(Saved data entries)
____________________

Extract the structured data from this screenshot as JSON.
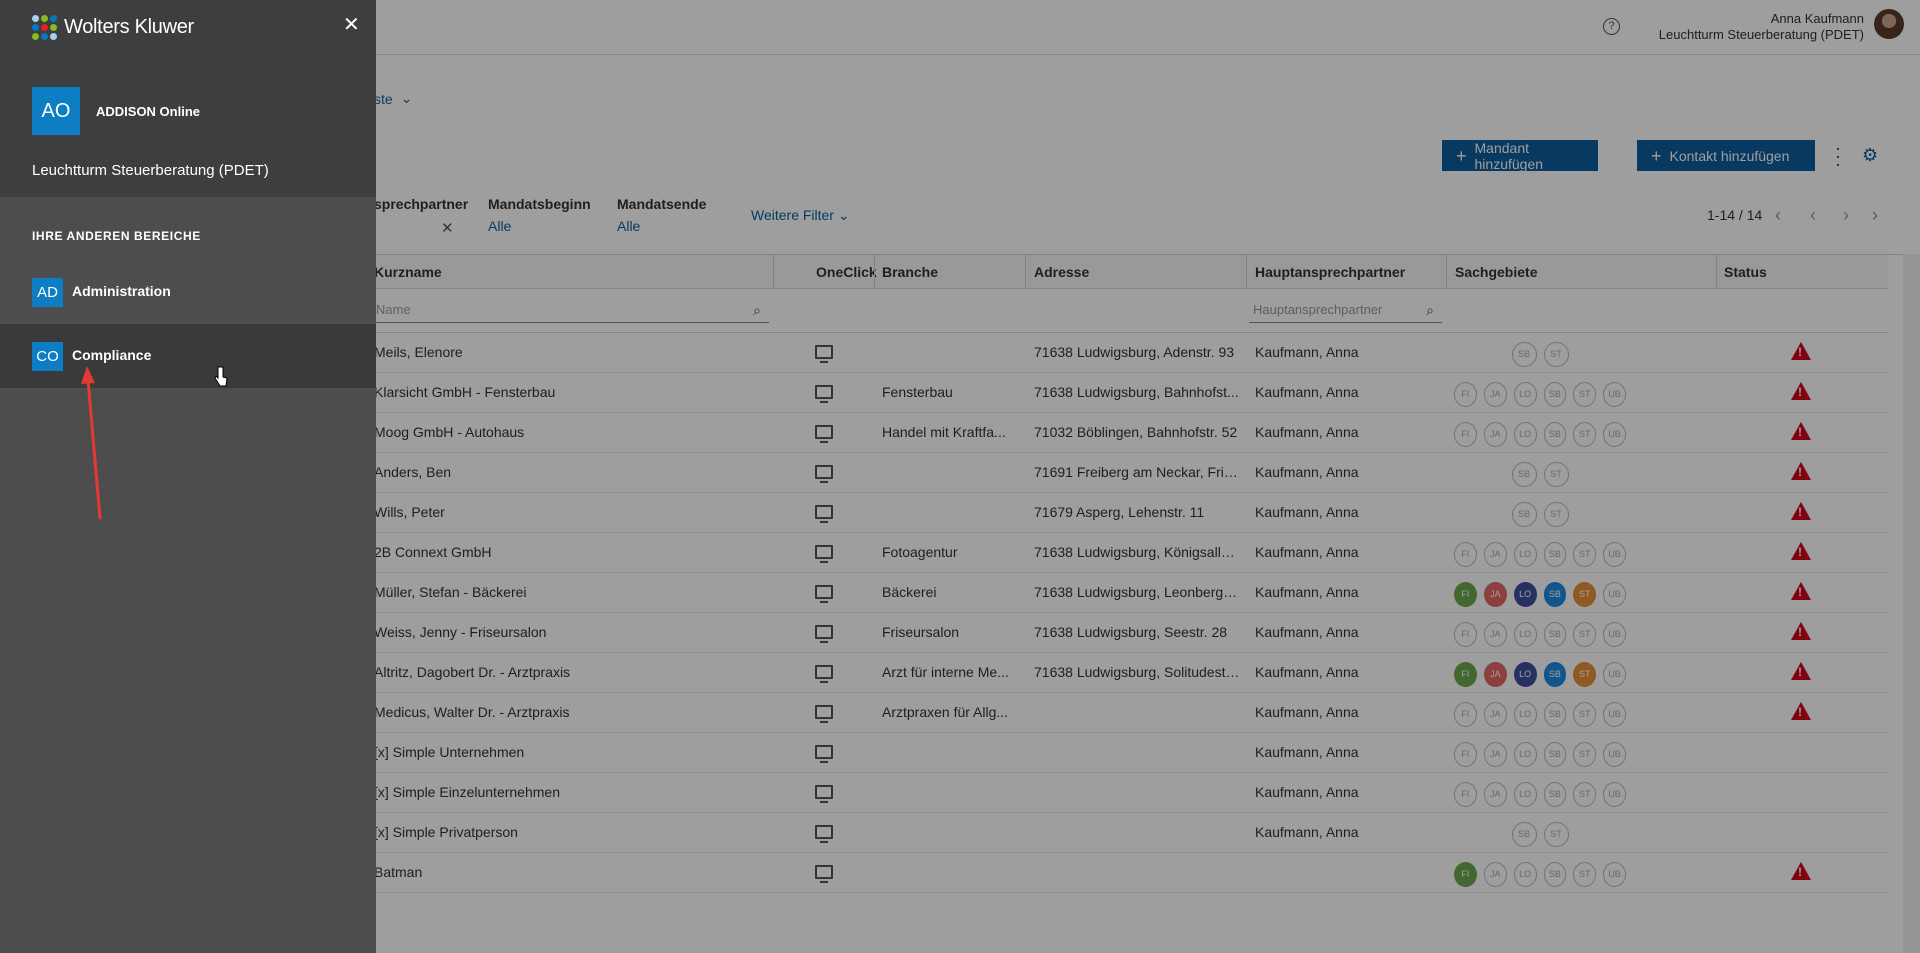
{
  "topbar": {
    "user_name": "Anna Kaufmann",
    "user_org": "Leuchtturm Steuerberatung (PDET)",
    "help_icon": "?"
  },
  "toolbar": {
    "list_dropdown": "ste",
    "add_client": "Mandant hinzufügen",
    "add_contact": "Kontakt hinzufügen"
  },
  "filters": {
    "contact_label": "sprechpartner",
    "start_label": "Mandatsbeginn",
    "start_value": "Alle",
    "end_label": "Mandatsende",
    "end_value": "Alle",
    "more": "Weitere Filter",
    "pagination": "1-14 / 14"
  },
  "grid": {
    "headers": {
      "name": "Kurzname",
      "oneclick": "OneClick",
      "branch": "Branche",
      "address": "Adresse",
      "contact": "Hauptansprechpartner",
      "areas": "Sachgebiete",
      "status": "Status"
    },
    "search": {
      "name_placeholder": "Name",
      "contact_placeholder": "Hauptansprechpartner"
    },
    "rows": [
      {
        "name": "Meils, Elenore",
        "branch": "",
        "address": "71638 Ludwigsburg, Adenstr. 93",
        "contact": "Kaufmann, Anna",
        "badges": "two",
        "status": true
      },
      {
        "name": "Klarsicht GmbH - Fensterbau",
        "branch": "Fensterbau",
        "address": "71638 Ludwigsburg, Bahnhofst...",
        "contact": "Kaufmann, Anna",
        "badges": "all",
        "status": true
      },
      {
        "name": "Moog GmbH - Autohaus",
        "branch": "Handel mit Kraftfa...",
        "address": "71032 Böblingen, Bahnhofstr. 52",
        "contact": "Kaufmann, Anna",
        "badges": "all",
        "status": true
      },
      {
        "name": "Anders, Ben",
        "branch": "",
        "address": "71691 Freiberg am Neckar, Frie...",
        "contact": "Kaufmann, Anna",
        "badges": "two",
        "status": true
      },
      {
        "name": "Wills, Peter",
        "branch": "",
        "address": "71679 Asperg, Lehenstr. 11",
        "contact": "Kaufmann, Anna",
        "badges": "two",
        "status": true
      },
      {
        "name": "2B Connext GmbH",
        "branch": "Fotoagentur",
        "address": "71638 Ludwigsburg, Königsalle...",
        "contact": "Kaufmann, Anna",
        "badges": "all",
        "status": true
      },
      {
        "name": "Müller, Stefan - Bäckerei",
        "branch": "Bäckerei",
        "address": "71638 Ludwigsburg, Leonberge...",
        "contact": "Kaufmann, Anna",
        "badges": "colored5",
        "status": true
      },
      {
        "name": "Weiss, Jenny - Friseursalon",
        "branch": "Friseursalon",
        "address": "71638 Ludwigsburg, Seestr. 28",
        "contact": "Kaufmann, Anna",
        "badges": "all",
        "status": true
      },
      {
        "name": "Altritz, Dagobert Dr. - Arztpraxis",
        "branch": "Arzt für interne Me...",
        "address": "71638 Ludwigsburg, Solitudestr...",
        "contact": "Kaufmann, Anna",
        "badges": "colored5",
        "status": true
      },
      {
        "name": "Medicus, Walter Dr. - Arztpraxis",
        "branch": "Arztpraxen für Allg...",
        "address": "",
        "contact": "Kaufmann, Anna",
        "badges": "all",
        "status": true
      },
      {
        "name": "[x] Simple Unternehmen",
        "branch": "",
        "address": "",
        "contact": "Kaufmann, Anna",
        "badges": "all",
        "status": false
      },
      {
        "name": "[x] Simple Einzelunternehmen",
        "branch": "",
        "address": "",
        "contact": "Kaufmann, Anna",
        "badges": "all",
        "status": false
      },
      {
        "name": "[x] Simple Privatperson",
        "branch": "",
        "address": "",
        "contact": "Kaufmann, Anna",
        "badges": "two",
        "status": false
      },
      {
        "name": "Batman",
        "branch": "",
        "address": "",
        "contact": "",
        "badges": "fi",
        "status": true
      }
    ],
    "badge_labels": [
      "FI",
      "JA",
      "LO",
      "SB",
      "ST",
      "UB"
    ],
    "badge_colors": {
      "FI": "#6aa84f",
      "JA": "#e06666",
      "LO": "#3c4fa0",
      "SB": "#1e88e5",
      "ST": "#e69138"
    }
  },
  "panel": {
    "brand": "Wolters Kluwer",
    "close": "✕",
    "product_tile": "AO",
    "product_name": "ADDISON Online",
    "firm": "Leuchtturm Steuerberatung (PDET)",
    "section_title": "IHRE ANDEREN BEREICHE",
    "items": [
      {
        "tile": "AD",
        "label": "Administration"
      },
      {
        "tile": "CO",
        "label": "Compliance"
      }
    ]
  }
}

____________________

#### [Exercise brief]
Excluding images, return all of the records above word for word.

#### [Written answer]
Extract the structured data from this screenshot as JSON.
{
  "topbar": {
    "user_name": "Anna Kaufmann",
    "user_org": "Leuchtturm Steuerberatung (PDET)",
    "help_icon": "?"
  },
  "toolbar": {
    "list_dropdown": "ste",
    "add_client": "Mandant hinzufügen",
    "add_contact": "Kontakt hinzufügen"
  },
  "filters": {
    "contact_label": "sprechpartner",
    "start_label": "Mandatsbeginn",
    "start_value": "Alle",
    "end_label": "Mandatsende",
    "end_value": "Alle",
    "more": "Weitere Filter",
    "pagination": "1-14 / 14"
  },
  "grid": {
    "headers": {
      "name": "Kurzname",
      "oneclick": "OneClick",
      "branch": "Branche",
      "address": "Adresse",
      "contact": "Hauptansprechpartner",
      "areas": "Sachgebiete",
      "status": "Status"
    },
    "search": {
      "name_placeholder": "Name",
      "contact_placeholder": "Hauptansprechpartner"
    },
    "rows": [
      {
        "name": "Meils, Elenore",
        "branch": "",
        "address": "71638 Ludwigsburg, Adenstr. 93",
        "contact": "Kaufmann, Anna",
        "badges": "two",
        "status": true
      },
      {
        "name": "Klarsicht GmbH - Fensterbau",
        "branch": "Fensterbau",
        "address": "71638 Ludwigsburg, Bahnhofst...",
        "contact": "Kaufmann, Anna",
        "badges": "all",
        "status": true
      },
      {
        "name": "Moog GmbH - Autohaus",
        "branch": "Handel mit Kraftfa...",
        "address": "71032 Böblingen, Bahnhofstr. 52",
        "contact": "Kaufmann, Anna",
        "badges": "all",
        "status": true
      },
      {
        "name": "Anders, Ben",
        "branch": "",
        "address": "71691 Freiberg am Neckar, Frie...",
        "contact": "Kaufmann, Anna",
        "badges": "two",
        "status": true
      },
      {
        "name": "Wills, Peter",
        "branch": "",
        "address": "71679 Asperg, Lehenstr. 11",
        "contact": "Kaufmann, Anna",
        "badges": "two",
        "status": true
      },
      {
        "name": "2B Connext GmbH",
        "branch": "Fotoagentur",
        "address": "71638 Ludwigsburg, Königsalle...",
        "contact": "Kaufmann, Anna",
        "badges": "all",
        "status": true
      },
      {
        "name": "Müller, Stefan - Bäckerei",
        "branch": "Bäckerei",
        "address": "71638 Ludwigsburg, Leonberge...",
        "contact": "Kaufmann, Anna",
        "badges": "colored5",
        "status": true
      },
      {
        "name": "Weiss, Jenny - Friseursalon",
        "branch": "Friseursalon",
        "address": "71638 Ludwigsburg, Seestr. 28",
        "contact": "Kaufmann, Anna",
        "badges": "all",
        "status": true
      },
      {
        "name": "Altritz, Dagobert Dr. - Arztpraxis",
        "branch": "Arzt für interne Me...",
        "address": "71638 Ludwigsburg, Solitudestr...",
        "contact": "Kaufmann, Anna",
        "badges": "colored5",
        "status": true
      },
      {
        "name": "Medicus, Walter Dr. - Arztpraxis",
        "branch": "Arztpraxen für Allg...",
        "address": "",
        "contact": "Kaufmann, Anna",
        "badges": "all",
        "status": true
      },
      {
        "name": "[x] Simple Unternehmen",
        "branch": "",
        "address": "",
        "contact": "Kaufmann, Anna",
        "badges": "all",
        "status": false
      },
      {
        "name": "[x] Simple Einzelunternehmen",
        "branch": "",
        "address": "",
        "contact": "Kaufmann, Anna",
        "badges": "all",
        "status": false
      },
      {
        "name": "[x] Simple Privatperson",
        "branch": "",
        "address": "",
        "contact": "Kaufmann, Anna",
        "badges": "two",
        "status": false
      },
      {
        "name": "Batman",
        "branch": "",
        "address": "",
        "contact": "",
        "badges": "fi",
        "status": true
      }
    ],
    "badge_labels": [
      "FI",
      "JA",
      "LO",
      "SB",
      "ST",
      "UB"
    ],
    "badge_colors": {
      "FI": "#6aa84f",
      "JA": "#e06666",
      "LO": "#3c4fa0",
      "SB": "#1e88e5",
      "ST": "#e69138"
    }
  },
  "panel": {
    "brand": "Wolters Kluwer",
    "close": "✕",
    "product_tile": "AO",
    "product_name": "ADDISON Online",
    "firm": "Leuchtturm Steuerberatung (PDET)",
    "section_title": "IHRE ANDEREN BEREICHE",
    "items": [
      {
        "tile": "AD",
        "label": "Administration"
      },
      {
        "tile": "CO",
        "label": "Compliance"
      }
    ]
  }
}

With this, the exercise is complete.